When I look back over the past four years I can’t always decide how quickly the time’s gone, with many changes taking place at BikeBiz, the bike trade, and the wider world during that time. But now it’s time for another change – I’ll be moving on to a new job soon, leaving my role as senior staff writer at what I’m proud to say has been a great company and industry to work in.

My proudest moment has to be being nominated for Cycling UK’s 100 Women in Cycling 2019, an event where I was lucky enough to meet some amazing, inspirational women who were leading the way in promoting women’s cycling. Both journalism and cycling are known to be male-dominated, and while I was still within my first year as staff writer, even then I noted how few other women I really knew from the industry.

With many events featuring bars, food trucks and sometimes even entertainment, the cycling trade has always felt very social, one where you can have informal chats with fellow industry professionals after you’ve spent the day checking out each brand’s latest products.

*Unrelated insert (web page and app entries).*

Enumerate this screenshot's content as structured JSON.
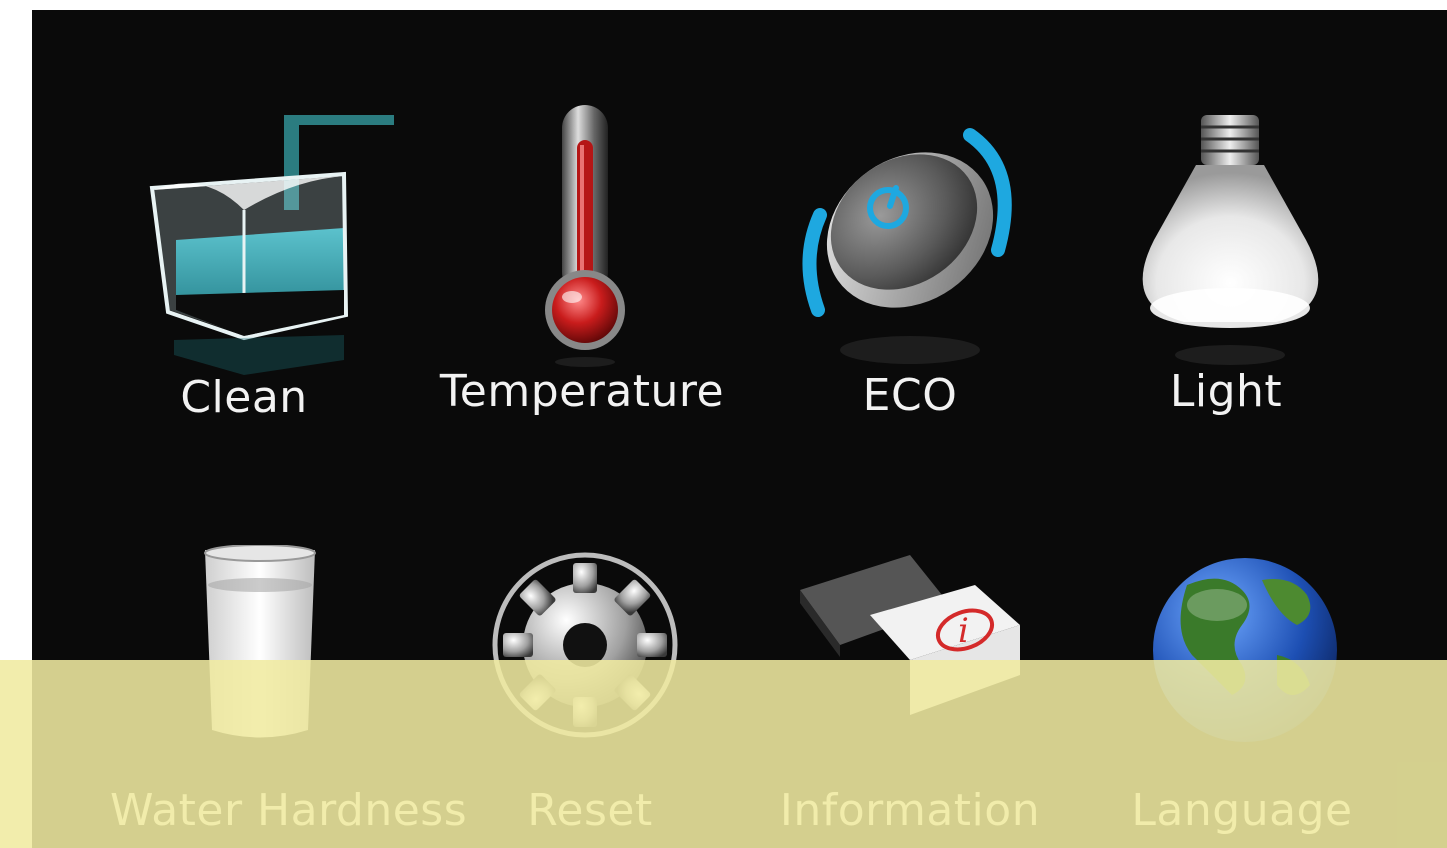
{
  "menu": {
    "row1": [
      {
        "id": "clean",
        "label": "Clean",
        "icon": "beaker-clean-icon"
      },
      {
        "id": "temperature",
        "label": "Temperature",
        "icon": "thermometer-icon"
      },
      {
        "id": "eco",
        "label": "ECO",
        "icon": "eco-power-button-icon"
      },
      {
        "id": "light",
        "label": "Light",
        "icon": "light-bulb-icon"
      }
    ],
    "row2": [
      {
        "id": "water_hardness",
        "label": "Water Hardness",
        "icon": "water-glass-icon"
      },
      {
        "id": "reset",
        "label": "Reset",
        "icon": "gear-icon"
      },
      {
        "id": "information",
        "label": "Information",
        "icon": "information-book-icon"
      },
      {
        "id": "language",
        "label": "Language",
        "icon": "globe-icon"
      }
    ]
  },
  "colors": {
    "background": "#0a0a0a",
    "accent_blue": "#1ea8e0",
    "overlay_yellow": "#f0eba0",
    "label_text": "#f2f2f2"
  }
}
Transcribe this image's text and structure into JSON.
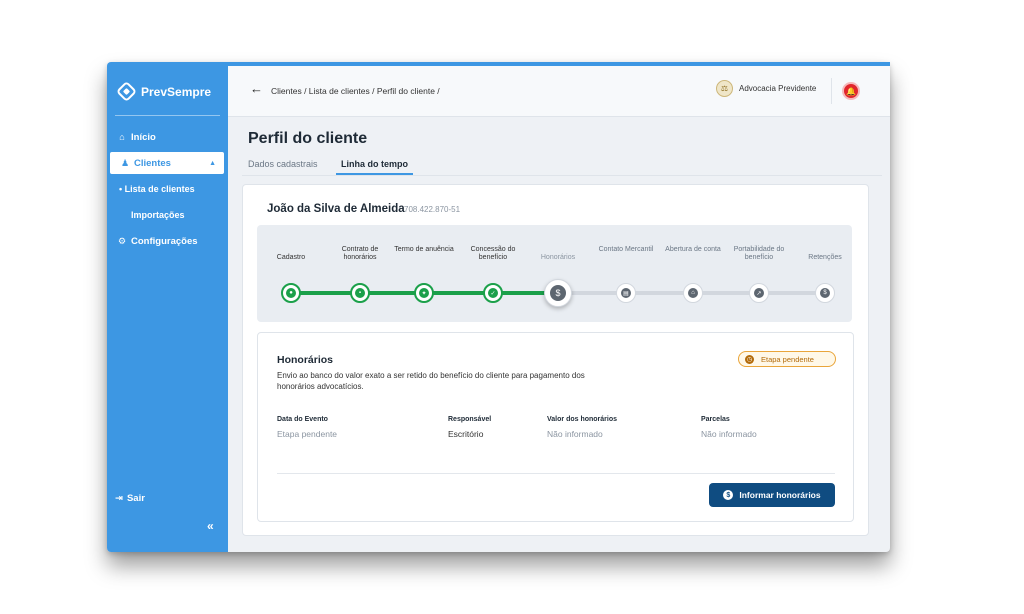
{
  "app": {
    "name": "PrevSempre"
  },
  "sidebar": {
    "items": [
      {
        "label": "Início"
      },
      {
        "label": "Clientes"
      },
      {
        "label": "Configurações"
      }
    ],
    "subitems": [
      {
        "label": "Lista de clientes"
      },
      {
        "label": "Importações"
      }
    ],
    "logout": "Sair",
    "collapse": "«"
  },
  "header": {
    "back": "←",
    "breadcrumb": "Clientes / Lista de clientes / Perfil do cliente /",
    "org": "Advocacia Previdente"
  },
  "page": {
    "title": "Perfil do cliente",
    "tabs": [
      {
        "label": "Dados cadastrais"
      },
      {
        "label": "Linha do tempo"
      }
    ]
  },
  "client": {
    "name": "João da Silva de Almeida",
    "cpf": "708.422.870-51"
  },
  "timeline": {
    "steps": [
      {
        "label": "Cadastro",
        "status": "done",
        "icon": "person-icon",
        "glyph": "●"
      },
      {
        "label": "Contrato de honorários",
        "status": "done",
        "icon": "document-icon",
        "glyph": "▪"
      },
      {
        "label": "Termo de anuência",
        "status": "done",
        "icon": "handshake-icon",
        "glyph": "✦"
      },
      {
        "label": "Concessão do benefício",
        "status": "done",
        "icon": "check-icon",
        "glyph": "✓"
      },
      {
        "label": "Honorários",
        "status": "current",
        "icon": "dollar-icon",
        "glyph": "$"
      },
      {
        "label": "Contato Mercantil",
        "status": "todo",
        "icon": "chat-icon",
        "glyph": "▤"
      },
      {
        "label": "Abertura de conta",
        "status": "todo",
        "icon": "bank-icon",
        "glyph": "⌂"
      },
      {
        "label": "Portabilidade do benefício",
        "status": "todo",
        "icon": "transfer-icon",
        "glyph": "↗"
      },
      {
        "label": "Retenções",
        "status": "todo",
        "icon": "coin-icon",
        "glyph": "$"
      }
    ]
  },
  "detail": {
    "title": "Honorários",
    "description": "Envio ao banco do valor exato a ser retido do benefício do cliente para pagamento dos honorários advocatícios.",
    "badge": "Etapa pendente",
    "fields": [
      {
        "label": "Data do Evento",
        "value": "Etapa pendente"
      },
      {
        "label": "Responsável",
        "value": "Escritório"
      },
      {
        "label": "Valor dos honorários",
        "value": "Não informado"
      },
      {
        "label": "Parcelas",
        "value": "Não informado"
      }
    ],
    "action": "Informar honorários"
  },
  "colors": {
    "brand": "#3d97e3",
    "success": "#1ba04a",
    "primary_button": "#0f4c81",
    "pending": "#e9a53a",
    "alert": "#e1262d"
  }
}
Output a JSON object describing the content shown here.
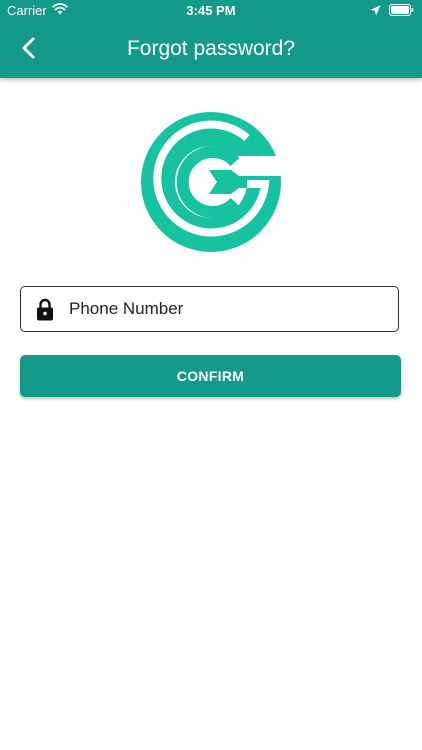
{
  "status_bar": {
    "carrier": "Carrier",
    "time": "3:45 PM",
    "wifi_icon": "wifi-icon",
    "location_icon": "location-arrow-icon",
    "battery_icon": "battery-icon"
  },
  "nav": {
    "title": "Forgot password?",
    "back_icon": "chevron-left-icon"
  },
  "logo": {
    "icon": "wrench-g-logo",
    "color": "#17c2a0"
  },
  "form": {
    "phone_placeholder": "Phone Number",
    "phone_value": "",
    "lock_icon": "lock-icon",
    "confirm_label": "CONFIRM"
  },
  "colors": {
    "primary": "#149a8a",
    "logo_accent": "#17c2a0",
    "background": "#ffffff",
    "text": "#222222"
  }
}
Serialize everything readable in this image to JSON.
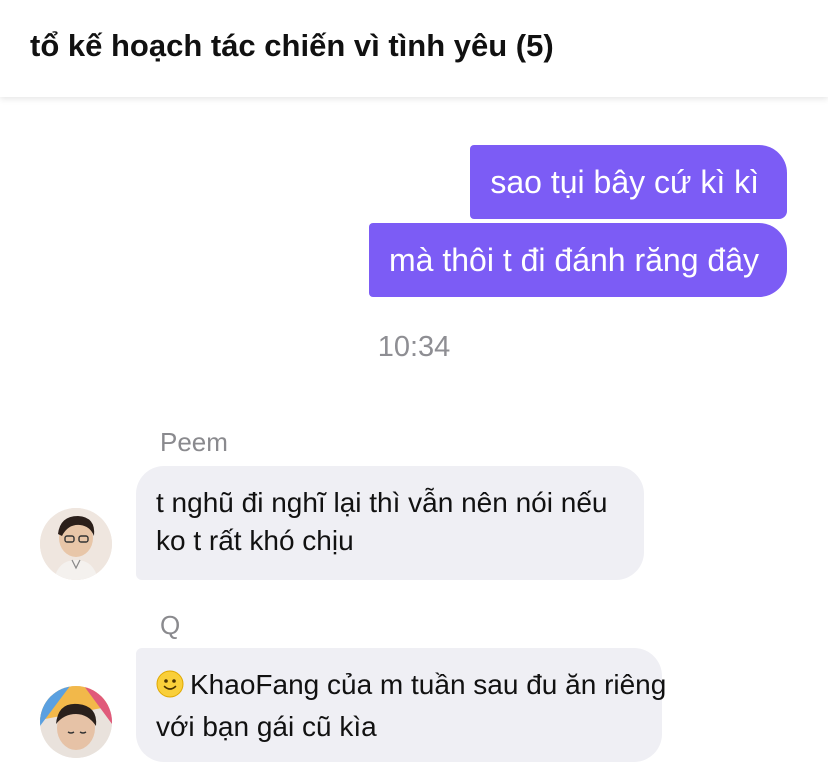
{
  "header": {
    "title": "tổ kế hoạch tác chiến vì tình yêu (5)"
  },
  "messages": {
    "outgoing": [
      {
        "text": "sao tụi bây cứ kì kì"
      },
      {
        "text": "mà thôi t đi đánh răng đây"
      }
    ],
    "timestamp": "10:34",
    "incoming": [
      {
        "sender": "Peem",
        "lines": [
          "t nghũ đi nghĩ lại thì vẫn nên nói nếu",
          "ko t rất khó chịu"
        ]
      },
      {
        "sender": "Q",
        "emoji": "slightly-smiling-face-icon",
        "lines": [
          "KhaoFang của m tuần sau đu ăn riêng",
          "với bạn gái cũ kìa"
        ]
      }
    ]
  },
  "colors": {
    "outgoing_bubble": "#7c5cf5",
    "incoming_bubble": "#efeff4",
    "timestamp": "#8e8e93"
  }
}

While it’s great to work in a sector like this, sometimes it can feel like an exclusive club, but during my time here I have seen the trade making efforts to become more welcoming.

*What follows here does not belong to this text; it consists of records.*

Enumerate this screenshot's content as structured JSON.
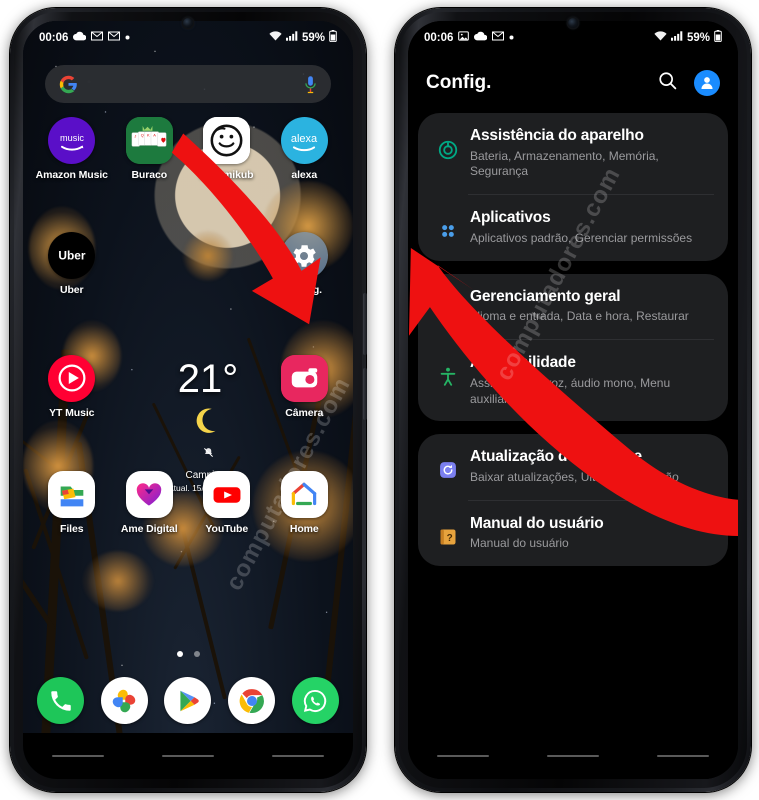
{
  "left_phone": {
    "status_bar": {
      "time": "00:06",
      "icons_left": [
        "cloud-icon",
        "mail-icon",
        "mail-icon",
        "dot-icon"
      ],
      "battery_percent": "59%",
      "icons_right": [
        "wifi-icon",
        "signal-icon",
        "battery-icon"
      ]
    },
    "search": {
      "placeholder": "",
      "logo": "google-g-icon",
      "mic": "microphone-icon"
    },
    "apps_rows": [
      [
        {
          "label": "Amazon\nMusic",
          "icon": "amazon-music-icon",
          "color": "#5a0fc8"
        },
        {
          "label": "Buraco",
          "icon": "buraco-cards-icon",
          "color": "#1d7a3e"
        },
        {
          "label": "Rummikub",
          "icon": "rummikub-face-icon",
          "color": "#ffffff"
        },
        {
          "label": "alexa",
          "icon": "alexa-icon",
          "color": "#2bb3e0"
        }
      ],
      [
        {
          "label": "Uber",
          "icon": "uber-icon",
          "color": "#000000"
        },
        {
          "label": "",
          "icon": "",
          "color": ""
        },
        {
          "label": "",
          "icon": "",
          "color": ""
        },
        {
          "label": "Config.",
          "icon": "settings-gear-icon",
          "color": "#6d8fb0"
        }
      ],
      [
        {
          "label": "YT Music",
          "icon": "yt-music-icon",
          "color": "#ff0033"
        },
        {
          "label": "",
          "icon": "",
          "color": ""
        },
        {
          "label": "",
          "icon": "",
          "color": ""
        },
        {
          "label": "Câmera",
          "icon": "camera-icon",
          "color": "#e8275f"
        }
      ],
      [
        {
          "label": "Files",
          "icon": "files-icon",
          "color": "#ffffff"
        },
        {
          "label": "Ame Digital",
          "icon": "ame-digital-icon",
          "color": "#ffffff"
        },
        {
          "label": "YouTube",
          "icon": "youtube-icon",
          "color": "#ffffff"
        },
        {
          "label": "Home",
          "icon": "google-home-icon",
          "color": "#ffffff"
        }
      ]
    ],
    "weather": {
      "temperature": "21°",
      "condition_icon": "moon-icon",
      "mute_icon": "bell-off-icon",
      "city": "Campinas",
      "updated": "Atual. 15/08 22:55",
      "refresh_icon": "refresh-icon"
    },
    "page_dots": {
      "count": 2,
      "active_index": 0
    },
    "dock": [
      {
        "label": "phone",
        "icon": "phone-icon",
        "color": "#1ec659"
      },
      {
        "label": "photos",
        "icon": "google-photos-icon",
        "color": "#ffffff"
      },
      {
        "label": "play-store",
        "icon": "play-store-icon",
        "color": "#ffffff"
      },
      {
        "label": "chrome",
        "icon": "chrome-icon",
        "color": "#ffffff"
      },
      {
        "label": "whatsapp",
        "icon": "whatsapp-icon",
        "color": "#25d366"
      }
    ],
    "nav_bar": [
      "recents-line",
      "home-line",
      "back-line"
    ]
  },
  "right_phone": {
    "status_bar": {
      "time": "00:06",
      "icons_left": [
        "image-icon",
        "cloud-icon",
        "mail-icon",
        "dot-icon"
      ],
      "battery_percent": "59%",
      "icons_right": [
        "wifi-icon",
        "signal-icon",
        "battery-icon"
      ]
    },
    "header": {
      "title": "Config.",
      "search_icon": "search-icon",
      "account_icon": "account-avatar-icon"
    },
    "groups": [
      {
        "items": [
          {
            "title": "Assistência do aparelho",
            "subtitle": "Bateria, Armazenamento, Memória, Segurança",
            "icon": "device-care-icon",
            "icon_color": "#00a884"
          },
          {
            "title": "Aplicativos",
            "subtitle": "Aplicativos padrão, Gerenciar permissões",
            "icon": "apps-grid-icon",
            "icon_color": "#4a9eea"
          }
        ]
      },
      {
        "items": [
          {
            "title": "Gerenciamento geral",
            "subtitle": "Idioma e entrada, Data e hora, Restaurar",
            "icon": "sliders-icon",
            "icon_color": "#6cb2e8"
          },
          {
            "title": "Acessibilidade",
            "subtitle": "Assistente de voz, áudio mono, Menu auxiliar",
            "icon": "accessibility-icon",
            "icon_color": "#25b364"
          }
        ]
      },
      {
        "items": [
          {
            "title": "Atualização de software",
            "subtitle": "Baixar atualizações, Última atualização",
            "icon": "software-update-icon",
            "icon_color": "#7b7ff0"
          },
          {
            "title": "Manual do usuário",
            "subtitle": "Manual do usuário",
            "icon": "user-manual-icon",
            "icon_color": "#e8a33d"
          }
        ]
      }
    ],
    "nav_bar": [
      "recents-line",
      "home-line",
      "back-line"
    ]
  },
  "annotations": {
    "arrow_color": "#ee1111",
    "left_arrow_target": "Config.",
    "right_arrow_target": "Gerenciamento geral"
  },
  "watermark": {
    "text": "computadores.com"
  }
}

There’s often a perception of what a ‘cyclist’ looks like – we’re all familiar with the term middle-aged man in lycra, but now many brands are pushing to show how accessible cycling is, breaking down stereotypes on who can use their products.

It’s encouraging to see these discussions and initiatives happening, but sometimes products do miss the mark – for example, I’m not going to be persuaded to buy a women’s bike because it’s been advertised as ‘great for going shopping’. I remember early on at BikeBiz I was invited to a ‘fancy’ women’s bike ride, but it only seemed to reinforce stereotypes on how women should dress and behave – which is unhelpful on and off the bike.

The message to encourage cycling should be that it’s open to anyone and there’s no reason brands shouldn’t be doing more to encourage this – after all, more cyclists is only beneficial to the whole industry.

This is where e-mobility comes in too. More accessible electric forms of transport will see a wider demographic using them, some of whom may then cross over to traditional bikes. E-bikes aren’t ‘cheating’, they’re helping open up cycling to all and e-scooters can do the same, and no matter how much some in the industry may resist this change there’s no denying how significant these vehicles will be in the discussions around transport looking forward.

I believe the cycling industry needs to fully embrace this. Even if businesses don’t want to shift to making/ selling e-scooters themselves it doesn’t make sense to oppose, especially as they could help bring about changes in infrastructure. Safety is often cited as a main reason people don’t take up cycling, so if the infrastructure was there for other forms of active travel, it could help those who were previously reluctant to take up riding.

One thing I’ve learnt here is that the most exciting businesses are the ones that are willing to adapt, looking at ways to make the most of what they offer as we go through yet another uncertain period. I’ll definitely be keeping an eye on what the cycling industry is up to, including doing some occasional freelance work for BikeBiz, and I look forward to seeing all the exciting innovations it has to offer.

In other news...

What is PR and how can it help your business?

By Kate Allan, Compete PR This piece first appeared in the September edition of BikeBiz …